Tuesday, 16 June 2009
Paul Kieffer is highly regarded by his elder-colleagues in UCG, and has been elected as an international member of the COE (check out his profile.) Paul is also a keen contributor to the Elders' Forum, and not exactly stand-offish about putting radical ideas up for debate. Consider this example...
Paul Kieffer (Bonn, Germany)
This message may be shared.
I appreciated the positive comments made re: the Living Church of God's media efforts. My father-in-law John Burquist is an elder in LCG. On several occasions my wife Monica and I have attended LCG services as guests, accompanying Mr. Burquist. Other than one time when brief mention was made in the sermon on LCG's understanding of New Testament governance, everything I heard was pretty much identical to what UCG teaches. The atmosphere at services was -- well, like at UCG services. :-)
"Chicago Bill" Bradford mentioned the potential synergy effect between our two organizations.
This topic may be especially interesting in the non-English language areas where there is considerable duplication of effort in producing materal [sic] with basically the same message. Via my good contacts in LCG, some years ago I inquired informally about the possibility of "joint publishing" a booklet in German where UCG's and LCG's beliefs are practically identical. For various reasons the idea went nowhere.
Personally I prefer the proactive approach, rather than inertia. I take comments seriously relayed to me from a fellow elder about what some young people say who fellowship across organizational boundaries. "Wait till the older generation dies off, then we'll get this impasse resolved," is what some of those young people think.

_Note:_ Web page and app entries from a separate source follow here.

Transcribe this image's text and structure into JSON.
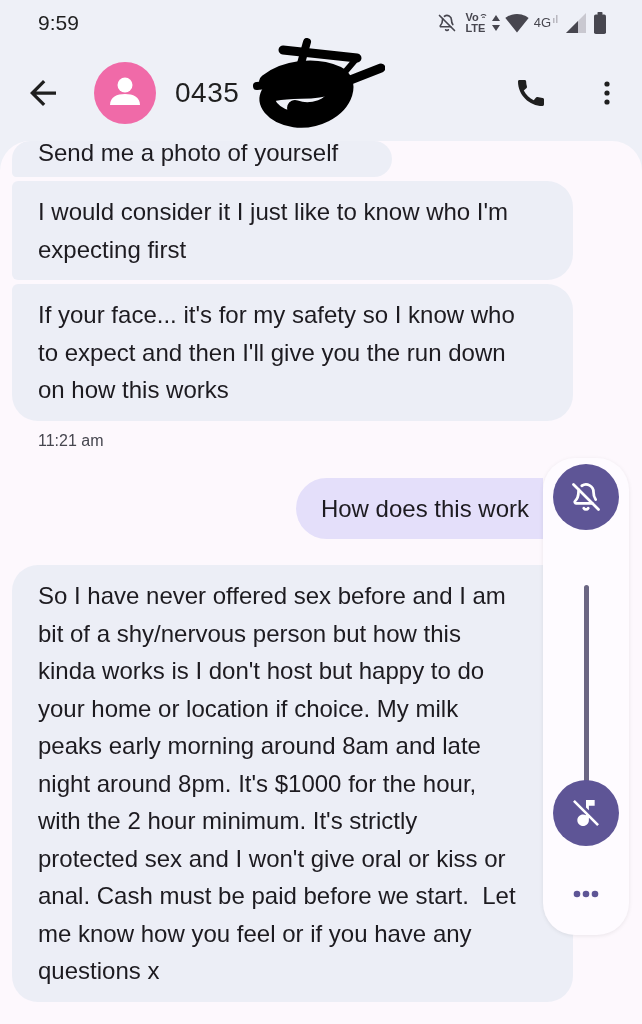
{
  "status_bar": {
    "time": "9:59",
    "volte_top": "Vo",
    "volte_bottom": "LTE",
    "network": "4G"
  },
  "header": {
    "title": "0435"
  },
  "messages": [
    {
      "kind": "incoming",
      "text": "Send me a photo of yourself"
    },
    {
      "kind": "incoming",
      "text": "I would consider it I just like to know who I'm expecting first"
    },
    {
      "kind": "incoming",
      "text": "If your face... it's for my safety so I know who to expect and then I'll give you the run down on how this works"
    },
    {
      "kind": "timestamp",
      "text": "11:21 am"
    },
    {
      "kind": "outgoing",
      "text": "How does this work"
    },
    {
      "kind": "incoming",
      "text": "So I have never offered sex before and I am bit of a shy/nervous person but how this kinda works is I don't host but happy to do your home or location if choice. My milk peaks early morning around 8am and late night around 8pm. It's $1000 for the hour, with the 2 hour minimum. It's strictly protected sex and I won't give oral or kiss or anal. Cash must be paid before we start.  Let me know how you feel or if you have any questions x"
    }
  ],
  "volume_panel": {
    "ringer_muted": true,
    "slider": {
      "muted": true,
      "level": 0
    }
  }
}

The recently revised guidelines for accepting an invitation to speak outside UCG have no effect on the policy re: required approval for non-UCG speakers being invited to speak at UCG.
I don't know how it could be worded, but I think a revision of that policy to exempt or to "soften" the required highest level approval for an LCG elder to speak at UCG would be a very positive signal toward LCG (without UCG expecting any reciprocal action being taken by LCG in return).
Is UCG "big" enough to take this first small step for CoG mankind? :-)
I think we are.
This is the bold new step... or at least one of the bold new steps (yes Mildred, there are others) that the UCG's leading lights are tossing around.
Of course, after years of "reading between the lines" in order to make sense of the machinations of the lads in Pasadena, it is possible to be just a tad cynical about this particular suggestion...
(Zweiter tiel to follow)
Monday, 8 June 2009
The United Church of God, an International Association (hereafter UCGIA), acknowledges that the Body of Christ is a spiritual organism transcending corporate boundaries. We do not claim that all Christians are among our fellowship, neither do we claim to be the only organization through which God may be working. UCGIA desires, therefore, to promote unity and cooperation and to share our beliefs and teachings within the broader Church of God community.
UCGIA also believes that a Christian teacher, in following the examples of Jesus Christ and the apostles, is to share the Gospel of Jesus Christ and the Kingdom of God with other individuals and religious organizations, whenever granted opportunity. This responsibility encompasses professing believers and non-believers.
But wait, are those storm clouds gathering on the horizon? There are some very unhappy campers, in particular those who championed the old ways. The new force is also pushing several items on their agenda that have the potential to be highly divisive. It seems the generational change is not going to go unchallenged.
Poor old Clyde Kilough!